Biomimetic architecture is a type of architecture that looks for sustainability solutions in nature. This approach to architecture is rich in the idea of a sustainable future. It follows a set of principles rather than stylistic choices when the architect is creating the designs.
Architecture has used nature as a source of inspiration for a long amount of time. Before biomimetic architecture, architects would use existing natural elements in their designs; specifically designs that would encompass environments that were man-made. This was believed to be the starting point for biomimetic architecture.
This kind of architectural design believes that the structures made using these principles should remind society to work with nature, rather than against it. Biomimetic architects typically use mad-made solutions with aesthetics inspired by nature to showcase the natural environment, rather than relying on nature’s solutions to answer the problems that we create as a society.
Though biomimetic architecture uses nature as a model for its designs, it is not the same as biomorphic architecture, which incorporates existing natural elements for aesthetic components. Biomimetic architecture looks to nature only as a model, a muse, if you will. Using this muse, they try to create or imitate nature in their designs by applying the ideals and overall look of nature to the structures that they create.
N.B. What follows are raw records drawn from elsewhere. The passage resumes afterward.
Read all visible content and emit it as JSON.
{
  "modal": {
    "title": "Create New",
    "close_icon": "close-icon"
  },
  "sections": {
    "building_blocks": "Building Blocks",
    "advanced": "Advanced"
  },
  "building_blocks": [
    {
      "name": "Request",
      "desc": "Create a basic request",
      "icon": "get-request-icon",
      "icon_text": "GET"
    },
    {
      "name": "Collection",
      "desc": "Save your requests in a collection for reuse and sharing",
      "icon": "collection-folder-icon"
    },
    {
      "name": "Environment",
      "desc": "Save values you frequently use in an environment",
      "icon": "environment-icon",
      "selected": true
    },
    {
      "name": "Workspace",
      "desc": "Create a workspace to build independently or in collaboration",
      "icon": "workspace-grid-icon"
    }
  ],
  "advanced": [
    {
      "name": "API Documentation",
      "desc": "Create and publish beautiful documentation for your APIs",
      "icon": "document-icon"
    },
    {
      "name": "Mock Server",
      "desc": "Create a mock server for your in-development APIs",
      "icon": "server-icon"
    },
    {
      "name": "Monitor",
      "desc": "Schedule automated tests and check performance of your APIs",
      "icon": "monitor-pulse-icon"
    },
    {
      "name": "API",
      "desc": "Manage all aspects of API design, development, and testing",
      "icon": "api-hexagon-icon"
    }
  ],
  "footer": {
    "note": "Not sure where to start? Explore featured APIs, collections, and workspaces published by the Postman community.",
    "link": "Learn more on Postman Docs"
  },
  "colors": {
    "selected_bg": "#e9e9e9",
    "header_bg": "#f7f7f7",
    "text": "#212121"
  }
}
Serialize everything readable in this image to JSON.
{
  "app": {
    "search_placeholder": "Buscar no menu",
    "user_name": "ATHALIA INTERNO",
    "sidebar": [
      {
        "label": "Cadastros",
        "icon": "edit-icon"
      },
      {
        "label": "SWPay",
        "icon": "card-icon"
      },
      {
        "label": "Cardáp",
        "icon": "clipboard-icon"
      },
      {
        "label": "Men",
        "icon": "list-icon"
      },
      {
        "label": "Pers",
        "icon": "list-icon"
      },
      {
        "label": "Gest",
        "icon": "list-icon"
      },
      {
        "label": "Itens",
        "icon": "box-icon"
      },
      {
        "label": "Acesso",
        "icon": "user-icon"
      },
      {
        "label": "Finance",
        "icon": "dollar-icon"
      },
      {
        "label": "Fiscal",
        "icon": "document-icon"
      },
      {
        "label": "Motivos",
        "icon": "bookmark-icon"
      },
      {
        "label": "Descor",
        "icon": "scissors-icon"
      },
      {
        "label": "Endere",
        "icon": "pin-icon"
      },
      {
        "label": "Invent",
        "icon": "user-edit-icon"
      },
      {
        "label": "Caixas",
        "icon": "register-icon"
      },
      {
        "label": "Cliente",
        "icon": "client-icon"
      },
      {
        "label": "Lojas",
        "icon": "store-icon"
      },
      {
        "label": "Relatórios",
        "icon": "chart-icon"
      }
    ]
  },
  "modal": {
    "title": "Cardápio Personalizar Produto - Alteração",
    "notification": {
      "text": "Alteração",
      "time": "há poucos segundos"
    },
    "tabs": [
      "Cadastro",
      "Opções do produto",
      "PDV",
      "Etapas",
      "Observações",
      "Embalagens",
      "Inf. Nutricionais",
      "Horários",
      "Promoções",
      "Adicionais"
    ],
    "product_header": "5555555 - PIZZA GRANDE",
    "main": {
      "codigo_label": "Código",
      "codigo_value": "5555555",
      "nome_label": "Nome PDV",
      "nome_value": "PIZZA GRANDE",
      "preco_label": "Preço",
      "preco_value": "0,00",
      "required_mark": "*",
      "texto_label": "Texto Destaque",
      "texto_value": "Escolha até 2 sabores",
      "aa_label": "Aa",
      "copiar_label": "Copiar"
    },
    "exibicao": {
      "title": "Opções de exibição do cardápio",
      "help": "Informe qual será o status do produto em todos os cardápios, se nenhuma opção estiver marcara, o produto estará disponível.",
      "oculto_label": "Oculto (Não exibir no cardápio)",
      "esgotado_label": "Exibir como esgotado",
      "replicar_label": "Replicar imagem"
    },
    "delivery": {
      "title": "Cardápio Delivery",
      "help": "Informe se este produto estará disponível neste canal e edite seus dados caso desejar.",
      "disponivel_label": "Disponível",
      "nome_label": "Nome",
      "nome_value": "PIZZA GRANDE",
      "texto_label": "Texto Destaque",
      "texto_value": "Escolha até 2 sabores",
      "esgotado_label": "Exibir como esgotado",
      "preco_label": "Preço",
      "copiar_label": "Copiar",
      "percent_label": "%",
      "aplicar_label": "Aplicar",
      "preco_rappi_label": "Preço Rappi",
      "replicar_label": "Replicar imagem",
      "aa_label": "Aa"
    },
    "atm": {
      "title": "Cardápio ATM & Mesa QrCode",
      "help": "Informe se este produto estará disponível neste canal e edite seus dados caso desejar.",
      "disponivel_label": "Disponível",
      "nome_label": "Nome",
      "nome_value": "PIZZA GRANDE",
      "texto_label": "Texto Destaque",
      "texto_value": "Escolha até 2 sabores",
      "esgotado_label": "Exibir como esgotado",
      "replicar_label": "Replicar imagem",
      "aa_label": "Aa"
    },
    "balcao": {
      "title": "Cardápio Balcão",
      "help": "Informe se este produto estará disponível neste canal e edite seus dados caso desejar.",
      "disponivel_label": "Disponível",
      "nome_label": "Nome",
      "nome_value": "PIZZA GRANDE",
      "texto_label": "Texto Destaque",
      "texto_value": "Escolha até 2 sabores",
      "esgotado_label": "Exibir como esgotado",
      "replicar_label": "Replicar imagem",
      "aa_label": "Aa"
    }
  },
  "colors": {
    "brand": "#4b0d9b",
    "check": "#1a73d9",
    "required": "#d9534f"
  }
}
There are examples of biomimetic architecture all over the world. One such example is The Eden Project in Cornwall, England, which was completed in 2001. This design encompasses a series of artificial biomes with domes that are modelled after soap bubbles and pollen grains. The architects that created this piece looked to nature to draw inspiration for the design’s spherical shape.
By using architectural designs that are inspired by nature, not only are we taking another step in understanding the world around us, we’re also opening up the conversation to talk about nature and sustainability with every new structure that is built by a biomimetic architect. The main principle of biomimetic architecture to remember is that biomimetic architecture only uses nature to inform and inspire, rather than incorporating already existing pieces of natural life into a design.
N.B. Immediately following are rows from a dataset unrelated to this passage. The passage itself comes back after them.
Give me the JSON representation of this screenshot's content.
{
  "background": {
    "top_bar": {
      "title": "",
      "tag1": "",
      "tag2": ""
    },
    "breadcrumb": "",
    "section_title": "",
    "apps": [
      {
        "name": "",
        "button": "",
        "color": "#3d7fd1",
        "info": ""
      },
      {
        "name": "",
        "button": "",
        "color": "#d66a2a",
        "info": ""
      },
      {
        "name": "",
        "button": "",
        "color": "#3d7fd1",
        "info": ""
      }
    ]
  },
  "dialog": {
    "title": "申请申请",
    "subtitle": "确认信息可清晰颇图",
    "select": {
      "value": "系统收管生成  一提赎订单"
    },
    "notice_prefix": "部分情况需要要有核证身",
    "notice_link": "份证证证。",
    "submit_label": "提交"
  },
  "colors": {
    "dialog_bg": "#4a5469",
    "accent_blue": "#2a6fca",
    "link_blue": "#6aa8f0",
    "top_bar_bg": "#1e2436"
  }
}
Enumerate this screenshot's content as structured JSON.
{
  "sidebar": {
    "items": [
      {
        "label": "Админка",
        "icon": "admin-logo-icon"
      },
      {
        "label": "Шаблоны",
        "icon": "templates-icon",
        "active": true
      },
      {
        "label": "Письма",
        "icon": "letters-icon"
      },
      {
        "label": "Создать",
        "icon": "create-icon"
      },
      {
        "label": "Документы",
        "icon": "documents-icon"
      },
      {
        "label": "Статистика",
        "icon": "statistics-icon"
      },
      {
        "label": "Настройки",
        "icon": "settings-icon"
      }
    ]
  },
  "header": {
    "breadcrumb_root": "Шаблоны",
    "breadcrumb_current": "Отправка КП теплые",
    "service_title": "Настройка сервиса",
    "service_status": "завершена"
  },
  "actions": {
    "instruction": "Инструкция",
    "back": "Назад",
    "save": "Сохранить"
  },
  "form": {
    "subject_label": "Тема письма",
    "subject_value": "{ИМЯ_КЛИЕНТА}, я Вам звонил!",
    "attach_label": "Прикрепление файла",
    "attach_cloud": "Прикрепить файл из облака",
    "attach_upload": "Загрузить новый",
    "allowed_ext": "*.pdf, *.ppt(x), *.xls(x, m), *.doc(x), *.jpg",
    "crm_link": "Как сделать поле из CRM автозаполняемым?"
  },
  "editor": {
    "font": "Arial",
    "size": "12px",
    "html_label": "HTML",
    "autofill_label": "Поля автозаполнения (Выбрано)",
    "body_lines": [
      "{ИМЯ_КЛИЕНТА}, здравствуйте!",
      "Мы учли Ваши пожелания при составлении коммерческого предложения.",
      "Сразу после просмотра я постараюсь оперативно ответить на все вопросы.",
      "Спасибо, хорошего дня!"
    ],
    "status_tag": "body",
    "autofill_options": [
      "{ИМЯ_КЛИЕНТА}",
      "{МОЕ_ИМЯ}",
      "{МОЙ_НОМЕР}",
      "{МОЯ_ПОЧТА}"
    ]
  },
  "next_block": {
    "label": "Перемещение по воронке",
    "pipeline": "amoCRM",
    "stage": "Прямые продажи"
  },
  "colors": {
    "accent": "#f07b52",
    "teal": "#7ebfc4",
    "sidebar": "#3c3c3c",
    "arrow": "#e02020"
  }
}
When real, existing nature is used in a design, what we’re looking at is called “living architecture”, and it is another kind of natural architecture, though it has different principles to biomimetic architecture.
Living architecture requires that the architect not only uses nature as part of the design but changes it to fit the design as required. The very first example of living architecture was pioneered back in 1914, with the “Living Chair”, which was a chair shaped entirely by living trees as they grew from seedlings. Much larger designs that use nature in this way exist today, such as the more advanced version of a “tree house” wherein the tree’s trunk and branches are hollowed out to create a living space, rather than a design being built between the trees branches, as is custom for children. As you can see, there is a large difference in the various ways we use nature in architecture.